So what was Mary pondering in her heart that first Christmas Eve? Was she delighted that her baby, born in a barn, was healthy and whole? She must have been so delighted! Was she wondering what the life of "Immanuel," "God with us" would be like? Inevitably. Was she pondering the possibilities and the prospects which lay before this "king of kings" with tiny little hands and feet? Who knows?

We do know is that there is a mystery which pervades this story and this night. We do know that the one whom she pondered grew up to save the world from aimlessness and sin. While this mystery connects with the mystery at the heart of every birth, this particular mystery draws our pondering hearts together tonight. This divine mystery is about a divine love so deep that it is enters this world through birth, in human form. This mystery is so broad that it enters our world - and for all humanity - is willing to sacrifice everything for each one of us and for our salvation.

We will leave here tonight and return to our homes. I pray that in your pondering heart you take home and share God's love in your family and in your home. I pray that in this season of new birth, you learn to love your family. Look into the eyes of your parents, your siblings, your children, your in-laws (and yes, even our out-laws) and see the love of God in their shining eyes. Take time to smile and to talk with each other. Be tender in your home. Hold onto each other and ponder, as Mary did, the beauty and the possibility of each one of your family members, for love starts at home.

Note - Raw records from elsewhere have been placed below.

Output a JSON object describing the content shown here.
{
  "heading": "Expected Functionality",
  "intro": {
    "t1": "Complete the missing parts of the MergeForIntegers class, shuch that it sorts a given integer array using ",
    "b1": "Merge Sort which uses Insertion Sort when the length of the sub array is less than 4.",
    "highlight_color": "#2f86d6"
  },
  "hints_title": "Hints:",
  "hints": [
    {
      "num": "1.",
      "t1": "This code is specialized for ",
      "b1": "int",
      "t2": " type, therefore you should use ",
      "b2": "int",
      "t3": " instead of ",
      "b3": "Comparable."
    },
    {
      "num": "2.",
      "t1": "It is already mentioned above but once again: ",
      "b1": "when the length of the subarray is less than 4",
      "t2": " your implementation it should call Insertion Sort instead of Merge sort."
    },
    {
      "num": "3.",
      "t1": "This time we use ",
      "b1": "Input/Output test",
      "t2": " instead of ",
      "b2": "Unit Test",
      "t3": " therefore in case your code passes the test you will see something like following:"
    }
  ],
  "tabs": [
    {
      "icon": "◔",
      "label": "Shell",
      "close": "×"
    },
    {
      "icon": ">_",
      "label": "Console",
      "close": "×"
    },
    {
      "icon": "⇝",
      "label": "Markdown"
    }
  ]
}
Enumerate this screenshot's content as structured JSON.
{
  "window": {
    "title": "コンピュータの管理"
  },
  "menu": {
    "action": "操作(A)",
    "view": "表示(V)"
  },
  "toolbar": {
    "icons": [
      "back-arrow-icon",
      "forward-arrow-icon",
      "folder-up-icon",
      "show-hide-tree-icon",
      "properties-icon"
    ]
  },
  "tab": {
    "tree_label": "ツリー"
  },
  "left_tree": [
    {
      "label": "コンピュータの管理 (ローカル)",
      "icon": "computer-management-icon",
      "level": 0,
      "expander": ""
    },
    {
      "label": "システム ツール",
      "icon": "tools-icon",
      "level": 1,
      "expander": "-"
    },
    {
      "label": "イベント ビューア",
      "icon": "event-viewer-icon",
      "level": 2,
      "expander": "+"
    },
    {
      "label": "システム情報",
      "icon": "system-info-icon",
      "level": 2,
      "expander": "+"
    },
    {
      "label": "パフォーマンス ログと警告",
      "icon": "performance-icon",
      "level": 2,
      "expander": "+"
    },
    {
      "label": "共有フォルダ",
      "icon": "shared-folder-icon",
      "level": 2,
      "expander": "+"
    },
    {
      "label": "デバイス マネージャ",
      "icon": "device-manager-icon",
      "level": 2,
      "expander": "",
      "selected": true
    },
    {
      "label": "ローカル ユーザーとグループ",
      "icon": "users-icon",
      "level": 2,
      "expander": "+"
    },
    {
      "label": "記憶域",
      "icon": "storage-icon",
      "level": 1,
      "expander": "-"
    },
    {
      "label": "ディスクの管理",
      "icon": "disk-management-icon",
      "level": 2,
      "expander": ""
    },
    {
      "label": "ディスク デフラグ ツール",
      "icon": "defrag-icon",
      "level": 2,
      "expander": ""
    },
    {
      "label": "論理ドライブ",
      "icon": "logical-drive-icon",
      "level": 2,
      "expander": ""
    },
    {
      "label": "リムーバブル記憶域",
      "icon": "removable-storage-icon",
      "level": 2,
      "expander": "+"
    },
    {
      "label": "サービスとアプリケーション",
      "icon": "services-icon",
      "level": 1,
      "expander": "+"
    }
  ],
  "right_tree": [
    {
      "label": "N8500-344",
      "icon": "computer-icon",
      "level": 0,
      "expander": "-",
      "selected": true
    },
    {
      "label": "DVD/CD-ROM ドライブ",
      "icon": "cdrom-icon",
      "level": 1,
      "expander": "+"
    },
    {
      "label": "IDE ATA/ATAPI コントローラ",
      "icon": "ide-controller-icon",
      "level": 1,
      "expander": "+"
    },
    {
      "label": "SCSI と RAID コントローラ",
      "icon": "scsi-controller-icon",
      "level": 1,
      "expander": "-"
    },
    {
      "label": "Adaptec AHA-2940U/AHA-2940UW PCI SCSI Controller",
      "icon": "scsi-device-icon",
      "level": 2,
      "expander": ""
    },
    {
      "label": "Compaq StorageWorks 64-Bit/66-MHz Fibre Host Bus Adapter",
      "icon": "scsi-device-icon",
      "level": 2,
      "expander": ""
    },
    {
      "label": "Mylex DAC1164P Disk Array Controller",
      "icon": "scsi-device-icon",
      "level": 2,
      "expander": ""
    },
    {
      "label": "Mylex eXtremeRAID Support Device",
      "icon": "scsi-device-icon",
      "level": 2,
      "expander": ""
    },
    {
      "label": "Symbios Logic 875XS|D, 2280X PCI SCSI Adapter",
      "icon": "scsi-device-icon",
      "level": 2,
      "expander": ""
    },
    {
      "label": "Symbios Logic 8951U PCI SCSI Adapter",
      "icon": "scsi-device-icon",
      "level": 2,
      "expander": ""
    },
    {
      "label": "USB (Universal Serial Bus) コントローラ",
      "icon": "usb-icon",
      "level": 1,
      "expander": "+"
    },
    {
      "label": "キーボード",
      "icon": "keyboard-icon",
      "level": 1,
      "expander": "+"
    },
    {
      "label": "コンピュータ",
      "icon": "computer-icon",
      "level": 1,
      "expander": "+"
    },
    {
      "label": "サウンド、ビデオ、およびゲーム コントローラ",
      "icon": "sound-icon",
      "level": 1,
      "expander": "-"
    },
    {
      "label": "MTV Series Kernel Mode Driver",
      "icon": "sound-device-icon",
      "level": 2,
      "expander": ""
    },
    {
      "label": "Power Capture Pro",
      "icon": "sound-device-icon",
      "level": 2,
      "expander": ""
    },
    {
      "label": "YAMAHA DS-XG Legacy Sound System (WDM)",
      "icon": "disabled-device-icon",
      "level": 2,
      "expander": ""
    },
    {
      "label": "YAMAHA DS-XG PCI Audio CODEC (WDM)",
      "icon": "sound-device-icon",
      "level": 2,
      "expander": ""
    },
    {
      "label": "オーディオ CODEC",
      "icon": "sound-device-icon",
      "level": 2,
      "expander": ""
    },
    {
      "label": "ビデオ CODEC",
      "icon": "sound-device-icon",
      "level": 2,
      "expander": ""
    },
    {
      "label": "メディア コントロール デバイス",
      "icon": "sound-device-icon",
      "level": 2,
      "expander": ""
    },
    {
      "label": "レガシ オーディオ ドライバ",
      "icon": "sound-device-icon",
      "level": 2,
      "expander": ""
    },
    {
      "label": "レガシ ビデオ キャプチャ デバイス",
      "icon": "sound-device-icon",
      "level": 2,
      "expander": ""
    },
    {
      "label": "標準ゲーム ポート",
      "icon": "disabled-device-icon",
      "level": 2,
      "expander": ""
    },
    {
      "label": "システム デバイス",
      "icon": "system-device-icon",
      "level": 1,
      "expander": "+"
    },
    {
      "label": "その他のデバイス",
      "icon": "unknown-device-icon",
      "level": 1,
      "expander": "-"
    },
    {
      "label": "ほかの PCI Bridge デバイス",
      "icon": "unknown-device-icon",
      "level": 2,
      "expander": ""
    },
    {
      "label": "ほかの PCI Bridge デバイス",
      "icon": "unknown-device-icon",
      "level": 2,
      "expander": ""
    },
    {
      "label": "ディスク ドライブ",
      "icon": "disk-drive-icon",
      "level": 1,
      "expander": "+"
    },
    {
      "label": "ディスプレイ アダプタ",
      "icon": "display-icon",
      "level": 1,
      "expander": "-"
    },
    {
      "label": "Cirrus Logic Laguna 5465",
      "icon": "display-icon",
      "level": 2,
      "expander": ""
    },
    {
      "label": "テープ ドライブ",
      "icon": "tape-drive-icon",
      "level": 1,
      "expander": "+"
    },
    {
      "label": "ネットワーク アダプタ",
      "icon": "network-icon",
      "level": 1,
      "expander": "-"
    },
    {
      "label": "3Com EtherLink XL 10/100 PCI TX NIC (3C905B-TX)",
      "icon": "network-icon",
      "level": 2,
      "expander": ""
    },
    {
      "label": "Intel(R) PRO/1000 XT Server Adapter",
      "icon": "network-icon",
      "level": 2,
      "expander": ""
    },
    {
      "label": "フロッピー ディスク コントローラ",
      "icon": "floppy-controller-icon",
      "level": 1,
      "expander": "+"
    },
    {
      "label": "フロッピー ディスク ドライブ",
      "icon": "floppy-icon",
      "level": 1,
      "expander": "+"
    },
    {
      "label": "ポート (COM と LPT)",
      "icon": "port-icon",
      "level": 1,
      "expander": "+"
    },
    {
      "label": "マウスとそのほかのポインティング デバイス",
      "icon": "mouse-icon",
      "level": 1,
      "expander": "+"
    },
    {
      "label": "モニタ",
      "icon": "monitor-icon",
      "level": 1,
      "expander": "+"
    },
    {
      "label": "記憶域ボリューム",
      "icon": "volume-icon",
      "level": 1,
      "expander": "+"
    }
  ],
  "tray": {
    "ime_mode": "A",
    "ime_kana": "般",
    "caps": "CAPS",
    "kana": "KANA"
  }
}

As you move from pondering to partying, remember that your home and your family is the first field of love, devotion and service. As you hold the newborn Christ to your heart tonight, know that he is longing to enter in. He is seeking to save you from aimlessness and sin. He will not close his eyes and sleep this night until he rests, assured that you and your pondering heart, have found rest in him. Thanks be to God for the newborn Savior. Amen.